I'm joining a new company, and I already know one of my coworkers. In fact, she's one of my dearest friends. While neither of us outranks the other, we will be working together closely. She's suggested that she's excited to have a friend at the office, but I want to be her colleague at work, not BFF. How can I set boundaries with our relationship at work without hurting our relationship?
If your relationship with your friend is as close as you suggest, this new dynamic can best be dealt with in a straightforward and honest way. Say something like, “I’m really looking forward to working with you, too. But tell me — have you had the same thoughts I’ve had about how we should navigate our friendship as it moves in and out of the office?”
If she acknowledges she’s had the same thoughts, it’s easy to begin the dialogue. Now it’s just a matter of addressing it and coming up with some ground rules for yourselves. If it hadn’t occurred to her yet, you’ve made an honest, vulnerable admission in a way that should open the door to a productive conversation.
Either way, as you talk, give some thought to expressing that your overarching care for each other will stay consistent, but it may manifest differently in a personal setting versus a business environment.
For both of you to be successful at work, you will need the support of your boss and coworkers. That’s a hard thing to do if you’re seen as a clique with loyalties to each other instead of the company. At work, the best situation for each of you is to be seen as committed to the success of the business first and foremost. Your colleagues and superiors will respect and understand that dynamic without feeling threatened by your friendship.
It may also help to throw some “what ifs” at each other when they truly are hypothetical. For instance, “What if one of us gets promoted and the other doesn’t? What if one of us winds up managing the other? What if the boss seems to favor one of us over the other?” Office dynamics are seldom static over time, so talk out future scenarios now when no one’s feelings are on the line.
Finally, the secret to staying friends is your willingness to keep an open dialogue as you move forward and encounter real situations. Confront feelings as they arise, empathetically work through them, remembering why your friendship is important to each of you, then move past them together.

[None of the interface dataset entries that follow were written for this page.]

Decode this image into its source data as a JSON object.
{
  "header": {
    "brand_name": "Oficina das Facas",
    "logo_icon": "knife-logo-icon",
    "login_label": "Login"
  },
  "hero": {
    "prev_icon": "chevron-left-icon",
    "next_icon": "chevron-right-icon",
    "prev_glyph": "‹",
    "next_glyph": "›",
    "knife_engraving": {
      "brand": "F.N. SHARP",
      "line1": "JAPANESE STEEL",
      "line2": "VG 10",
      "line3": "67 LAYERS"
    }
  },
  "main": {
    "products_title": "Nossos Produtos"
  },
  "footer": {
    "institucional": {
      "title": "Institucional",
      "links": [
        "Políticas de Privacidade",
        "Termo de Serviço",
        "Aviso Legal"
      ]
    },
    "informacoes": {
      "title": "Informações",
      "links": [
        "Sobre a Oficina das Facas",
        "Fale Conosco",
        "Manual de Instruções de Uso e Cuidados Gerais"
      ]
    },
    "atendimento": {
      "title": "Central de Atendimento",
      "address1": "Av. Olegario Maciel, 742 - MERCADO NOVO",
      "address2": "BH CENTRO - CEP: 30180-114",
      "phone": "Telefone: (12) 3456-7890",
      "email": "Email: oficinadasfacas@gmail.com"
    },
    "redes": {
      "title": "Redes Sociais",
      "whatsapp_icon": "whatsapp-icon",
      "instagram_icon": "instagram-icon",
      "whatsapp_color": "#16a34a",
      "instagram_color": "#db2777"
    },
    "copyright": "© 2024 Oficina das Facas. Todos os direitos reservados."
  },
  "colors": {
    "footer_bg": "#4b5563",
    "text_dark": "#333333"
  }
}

Christine Tardio is a trusted advisor and business coach to a dynamic range of women business leaders. She can be reached at thelookinglass.com.